How does HCR affect me as a college student?

Hi, guys.

I’m doing a little research for a side project on HCR and I was curious about how it would affect me, a senior in college. Here’s some hypothetical scenarios for you:

  1. How does it affect me as a college student about to graduate?
  2. How would it affect me if I were just started out in college?
  3. What benefits or negatives would I have in either scenario?

Any help or answers you can give would be great!

In some states you can lose coverage on your parent’s health insurance when you turn 23, even if you are still in school. My daughter did, under California law. Under the new plan you will get to keep it.
This assumes that your parents have coverage. There are plenty of other implications, but this is the only one I’ve studied because it applies to my family.

… until you are 26, regardless of college status - but you have to be unmarried. Also, if you are a college student who is 18, you cannot be excluded from coverage on your parents plan if you have a pre-existing condition. Both of these take effect this year, not in 2014.

In 2014, when you turn 26, you need to have your own insurance. Either through work or by purchasing a policy.

Do you happen to have a list of states that affects? Or know if Georgia, in particular, is one of those states?

It affects the entire country. It’s a national requirement.

Err, I meant to say, the states that had laws that previously restricted out-of-school students under 26 from staying on their parents’ insurance plan.

My mention of states was because Maryland, for example, already requires coverage of kids until 26, so if you live in one of those states you may not see a difference in the new plan.

Is there anything big that will happen in four years that will change for people already out of school?

Rather than saying the states “restricted” older students from being covered, I believe the proper terminology would be to say they “did not require” older students to be covered.

For isntance, here’s a section of the law in Missouri:

However, in the covering memo, the Department of Insurance also said, “An insurer or HMO will have the choice to provide coverage past 12:01 a.m. on the 25th birthday of the dependent.”

In other words, the age limit of 25 in Missouri is a minimum, not a maximum.

Yes, insurance companies will no longer be allowed to deny you coverage because of pre-existing conditions. For my two children who have aged out of dependent coverage but don’t have employers who offer health insurance, this is very big, indeed.

Thanks, guys! This helped a lot!

I could always use any extraneous information anyone wants to throw at me, though. :stuck_out_tongue:

You can always download it and read it :wink: (Actually, you can use search in the PDF fairly productively)

The last one is the final bill.

The biggest change is the one mentioned – starting in 2014, everyone will be required to carry insurance or pay a fine, while at the same time, insurance companies will not be permitted to deny coverage – or even charge higher rates – for those with preexisting conditions or a history of illness, and won’t be permitted to drop people when they do become sick.

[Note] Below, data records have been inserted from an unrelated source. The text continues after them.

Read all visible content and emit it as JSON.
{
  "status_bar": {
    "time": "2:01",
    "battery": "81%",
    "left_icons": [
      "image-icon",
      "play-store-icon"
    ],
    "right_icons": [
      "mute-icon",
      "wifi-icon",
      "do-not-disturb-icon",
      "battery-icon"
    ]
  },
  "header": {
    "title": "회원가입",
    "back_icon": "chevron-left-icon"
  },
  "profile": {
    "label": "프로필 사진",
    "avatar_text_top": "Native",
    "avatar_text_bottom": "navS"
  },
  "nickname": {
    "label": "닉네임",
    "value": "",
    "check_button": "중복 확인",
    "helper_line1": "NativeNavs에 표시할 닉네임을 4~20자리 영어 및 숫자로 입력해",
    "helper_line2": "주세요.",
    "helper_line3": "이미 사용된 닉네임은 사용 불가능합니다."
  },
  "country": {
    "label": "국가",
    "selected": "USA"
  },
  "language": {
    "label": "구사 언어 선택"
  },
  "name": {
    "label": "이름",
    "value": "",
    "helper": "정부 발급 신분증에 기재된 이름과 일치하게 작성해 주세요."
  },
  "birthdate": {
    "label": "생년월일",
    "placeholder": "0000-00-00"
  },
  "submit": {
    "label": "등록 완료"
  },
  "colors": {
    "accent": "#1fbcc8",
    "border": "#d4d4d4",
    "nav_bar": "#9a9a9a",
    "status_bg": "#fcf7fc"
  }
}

People without employer-sponsored insurance will be enrolled in state (or possibly regional) exchanges so they can be part of a large pool of insureds. Spreading the risk is the name of the game in insurance, so when you have a bunch of folks in a big pool, rates go down. At the same time, employers of more than, IIRC, 50 employees will be “encouranged” to provide coverage, or pay a fine of their own. Employers will be given tax credits for this, and individuals with low to moderate incomes will be provided subsidies to purchase the required insurance.

Additionally, there have been changes to the student loan program. They won’t apply to you, as you’re graduating. But starting IIRC later this year, the federal government will no longer be subsidizing the provision of private Stafford loans. Instead, the government will be loaning the money directly. What had been happening is that the banks had provided the loans – and so reaped the profits from interest payments – but they didn’t carry the risk of default. That was borne by the fisc. Basically, the government was just pissing away $60 billion to provide a windfall to private lenders. Now that goes away – the same amount will be available for loans, and at AFAIK the same rates (possibly rates will tend to go down), but the fisc that’s taking the risk of loss will also be the ones who reap the profits. $36 billion of the savings will go to increased Pell education grants, while the rest will go to subsidizing community and historically black colleges and paying for a (relatively small) part of the health care expansion.

Moreover, the rest will also pay for a limit on repayment of student loans. I’m a little fuzzy on this, but my understanding is that for new loans (maybe this doesn’t start right away), repayment will be capped at 10% of discretionary income for 10 years. That means that federal loans, at least, won’t hamper people from taking lower wage jobs, for instance in the public sector, or in teaching. Again, this is only for new loans, but if you go to grad school someday, you may benefit.